Copy out every record below exactly as written, but leave out any pictures.

(Stored items from a collection)
※

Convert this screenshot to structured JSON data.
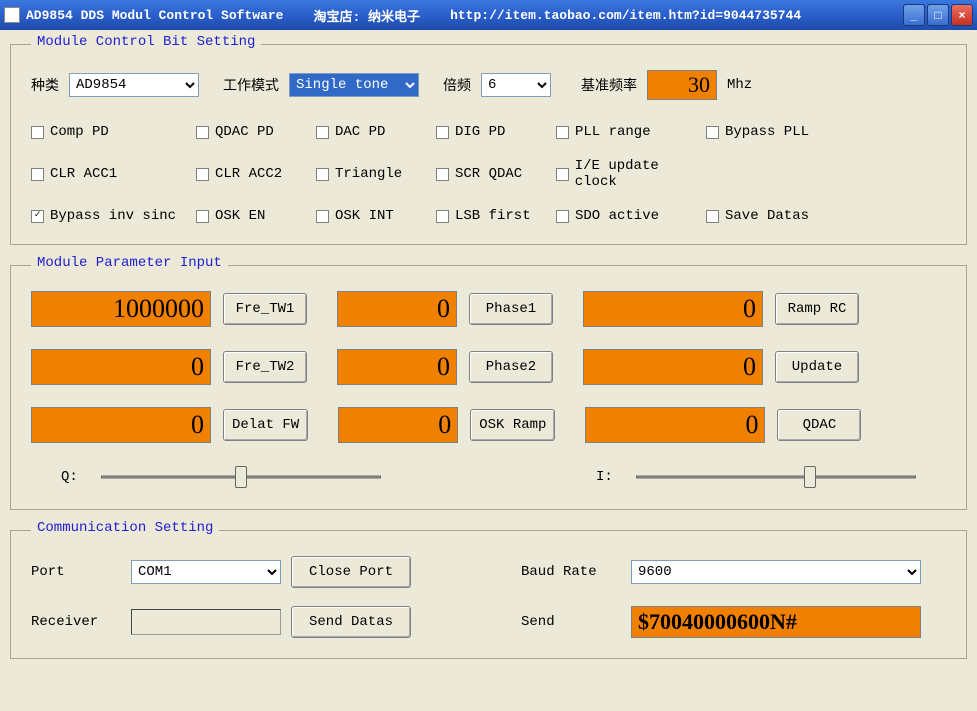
{
  "titlebar": {
    "app_title": "AD9854 DDS Modul Control Software",
    "shop": "淘宝店: 纳米电子",
    "url": "http://item.taobao.com/item.htm?id=9044735744"
  },
  "group1": {
    "legend": "Module Control Bit Setting",
    "type_label": "种类",
    "type_value": "AD9854",
    "mode_label": "工作模式",
    "mode_value": "Single tone",
    "mult_label": "倍频",
    "mult_value": "6",
    "refclk_label": "基准频率",
    "refclk_value": "30",
    "refclk_unit": "Mhz",
    "checks": [
      {
        "label": "Comp PD",
        "checked": false
      },
      {
        "label": "QDAC PD",
        "checked": false
      },
      {
        "label": "DAC PD",
        "checked": false
      },
      {
        "label": "DIG PD",
        "checked": false
      },
      {
        "label": "PLL range",
        "checked": false
      },
      {
        "label": "Bypass PLL",
        "checked": false
      },
      {
        "label": "CLR ACC1",
        "checked": false
      },
      {
        "label": "CLR ACC2",
        "checked": false
      },
      {
        "label": "Triangle",
        "checked": false
      },
      {
        "label": "SCR QDAC",
        "checked": false
      },
      {
        "label": "I/E update clock",
        "checked": false
      },
      {
        "label": "",
        "checked": false,
        "empty": true
      },
      {
        "label": "Bypass inv sinc",
        "checked": true
      },
      {
        "label": "OSK EN",
        "checked": false
      },
      {
        "label": "OSK INT",
        "checked": false
      },
      {
        "label": "LSB first",
        "checked": false
      },
      {
        "label": "SDO active",
        "checked": false
      },
      {
        "label": "Save Datas",
        "checked": false
      }
    ]
  },
  "group2": {
    "legend": "Module Parameter Input",
    "rows": [
      {
        "f1": "1000000",
        "b1": "Fre_TW1",
        "f2": "0",
        "b2": "Phase1",
        "f3": "0",
        "b3": "Ramp RC"
      },
      {
        "f1": "0",
        "b1": "Fre_TW2",
        "f2": "0",
        "b2": "Phase2",
        "f3": "0",
        "b3": "Update"
      },
      {
        "f1": "0",
        "b1": "Delat FW",
        "f2": "0",
        "b2": "OSK Ramp",
        "f3": "0",
        "b3": "QDAC"
      }
    ],
    "q_label": "Q:",
    "i_label": "I:"
  },
  "group3": {
    "legend": "Communication Setting",
    "port_label": "Port",
    "port_value": "COM1",
    "close_port_btn": "Close Port",
    "baud_label": "Baud Rate",
    "baud_value": "9600",
    "receiver_label": "Receiver",
    "receiver_value": "",
    "send_btn": "Send Datas",
    "send_label": "Send",
    "send_value": "$70040000600N#"
  }
}
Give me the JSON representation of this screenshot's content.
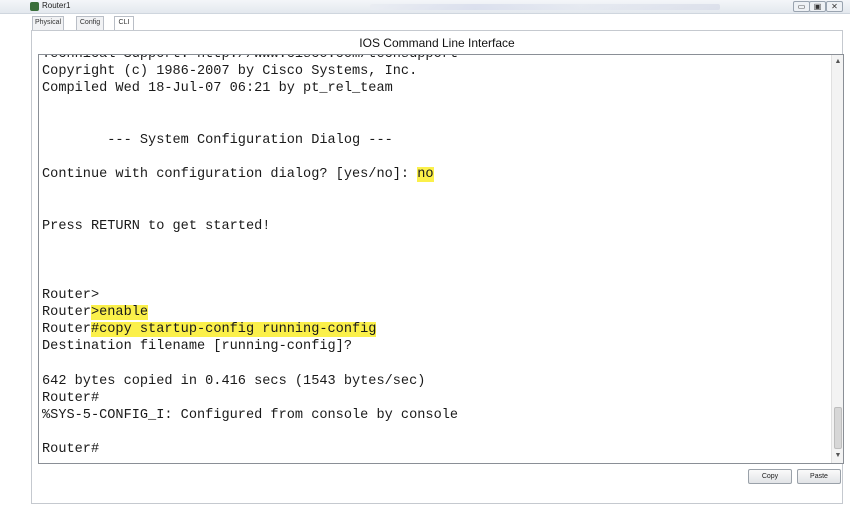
{
  "window": {
    "title": "Router1",
    "minimize_glyph": "▭",
    "maximize_glyph": "▣",
    "close_glyph": "✕"
  },
  "tabs": [
    {
      "label": "Physical"
    },
    {
      "label": "Config"
    },
    {
      "label": "CLI",
      "active": true
    }
  ],
  "panel_title": "IOS Command Line Interface",
  "terminal": {
    "lines": [
      {
        "text": "Technical Support: http://www.cisco.com/techsupport"
      },
      {
        "text": "Copyright (c) 1986-2007 by Cisco Systems, Inc."
      },
      {
        "text": "Compiled Wed 18-Jul-07 06:21 by pt_rel_team"
      },
      {
        "text": ""
      },
      {
        "text": ""
      },
      {
        "text": "        --- System Configuration Dialog ---"
      },
      {
        "text": ""
      },
      {
        "text": "Continue with configuration dialog? [yes/no]: ",
        "highlight": "no"
      },
      {
        "text": ""
      },
      {
        "text": ""
      },
      {
        "text": "Press RETURN to get started!"
      },
      {
        "text": ""
      },
      {
        "text": ""
      },
      {
        "text": ""
      },
      {
        "text": "Router>"
      },
      {
        "text": "Router",
        "highlight": ">enable"
      },
      {
        "text": "Router",
        "highlight": "#copy startup-config running-config"
      },
      {
        "text": "Destination filename [running-config]?"
      },
      {
        "text": ""
      },
      {
        "text": "642 bytes copied in 0.416 secs (1543 bytes/sec)"
      },
      {
        "text": "Router#"
      },
      {
        "text": "%SYS-5-CONFIG_I: Configured from console by console"
      },
      {
        "text": ""
      },
      {
        "text": "Router#"
      }
    ],
    "highlight_color": "#fbf04a",
    "scroll_up_glyph": "▲",
    "scroll_down_glyph": "▼"
  },
  "buttons": {
    "copy_label": "Copy",
    "paste_label": "Paste"
  }
}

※

▶ Solution to the exercise:
Convert this screenshot to structured JSON data.
{
  "titlebar": {
    "app_title": "AD9854 DDS Modul Control Software",
    "shop": "淘宝店: 纳米电子",
    "url": "http://item.taobao.com/item.htm?id=9044735744"
  },
  "group1": {
    "legend": "Module Control Bit Setting",
    "type_label": "种类",
    "type_value": "AD9854",
    "mode_label": "工作模式",
    "mode_value": "Single tone",
    "mult_label": "倍频",
    "mult_value": "6",
    "refclk_label": "基准频率",
    "refclk_value": "30",
    "refclk_unit": "Mhz",
    "checks": [
      {
        "label": "Comp PD",
        "checked": false
      },
      {
        "label": "QDAC PD",
        "checked": false
      },
      {
        "label": "DAC PD",
        "checked": false
      },
      {
        "label": "DIG PD",
        "checked": false
      },
      {
        "label": "PLL range",
        "checked": false
      },
      {
        "label": "Bypass PLL",
        "checked": false
      },
      {
        "label": "CLR ACC1",
        "checked": false
      },
      {
        "label": "CLR ACC2",
        "checked": false
      },
      {
        "label": "Triangle",
        "checked": false
      },
      {
        "label": "SCR QDAC",
        "checked": false
      },
      {
        "label": "I/E update clock",
        "checked": false
      },
      {
        "label": "",
        "checked": false,
        "empty": true
      },
      {
        "label": "Bypass inv sinc",
        "checked": true
      },
      {
        "label": "OSK EN",
        "checked": false
      },
      {
        "label": "OSK INT",
        "checked": false
      },
      {
        "label": "LSB first",
        "checked": false
      },
      {
        "label": "SDO active",
        "checked": false
      },
      {
        "label": "Save Datas",
        "checked": false
      }
    ]
  },
  "group2": {
    "legend": "Module Parameter Input",
    "rows": [
      {
        "f1": "1000000",
        "b1": "Fre_TW1",
        "f2": "0",
        "b2": "Phase1",
        "f3": "0",
        "b3": "Ramp RC"
      },
      {
        "f1": "0",
        "b1": "Fre_TW2",
        "f2": "0",
        "b2": "Phase2",
        "f3": "0",
        "b3": "Update"
      },
      {
        "f1": "0",
        "b1": "Delat FW",
        "f2": "0",
        "b2": "OSK Ramp",
        "f3": "0",
        "b3": "QDAC"
      }
    ],
    "q_label": "Q:",
    "i_label": "I:"
  },
  "group3": {
    "legend": "Communication Setting",
    "port_label": "Port",
    "port_value": "COM1",
    "close_port_btn": "Close Port",
    "baud_label": "Baud Rate",
    "baud_value": "9600",
    "receiver_label": "Receiver",
    "receiver_value": "",
    "send_btn": "Send Datas",
    "send_label": "Send",
    "send_value": "$70040000600N#"
  }
}
Give me the JSON representation of this screenshot's content.
{
  "window": {
    "title": "Router1",
    "minimize_glyph": "▭",
    "maximize_glyph": "▣",
    "close_glyph": "✕"
  },
  "tabs": [
    {
      "label": "Physical"
    },
    {
      "label": "Config"
    },
    {
      "label": "CLI",
      "active": true
    }
  ],
  "panel_title": "IOS Command Line Interface",
  "terminal": {
    "lines": [
      {
        "text": "Technical Support: http://www.cisco.com/techsupport"
      },
      {
        "text": "Copyright (c) 1986-2007 by Cisco Systems, Inc."
      },
      {
        "text": "Compiled Wed 18-Jul-07 06:21 by pt_rel_team"
      },
      {
        "text": ""
      },
      {
        "text": ""
      },
      {
        "text": "        --- System Configuration Dialog ---"
      },
      {
        "text": ""
      },
      {
        "text": "Continue with configuration dialog? [yes/no]: ",
        "highlight": "no"
      },
      {
        "text": ""
      },
      {
        "text": ""
      },
      {
        "text": "Press RETURN to get started!"
      },
      {
        "text": ""
      },
      {
        "text": ""
      },
      {
        "text": ""
      },
      {
        "text": "Router>"
      },
      {
        "text": "Router",
        "highlight": ">enable"
      },
      {
        "text": "Router",
        "highlight": "#copy startup-config running-config"
      },
      {
        "text": "Destination filename [running-config]?"
      },
      {
        "text": ""
      },
      {
        "text": "642 bytes copied in 0.416 secs (1543 bytes/sec)"
      },
      {
        "text": "Router#"
      },
      {
        "text": "%SYS-5-CONFIG_I: Configured from console by console"
      },
      {
        "text": ""
      },
      {
        "text": "Router#"
      }
    ],
    "highlight_color": "#fbf04a",
    "scroll_up_glyph": "▲",
    "scroll_down_glyph": "▼"
  },
  "buttons": {
    "copy_label": "Copy",
    "paste_label": "Paste"
  }
}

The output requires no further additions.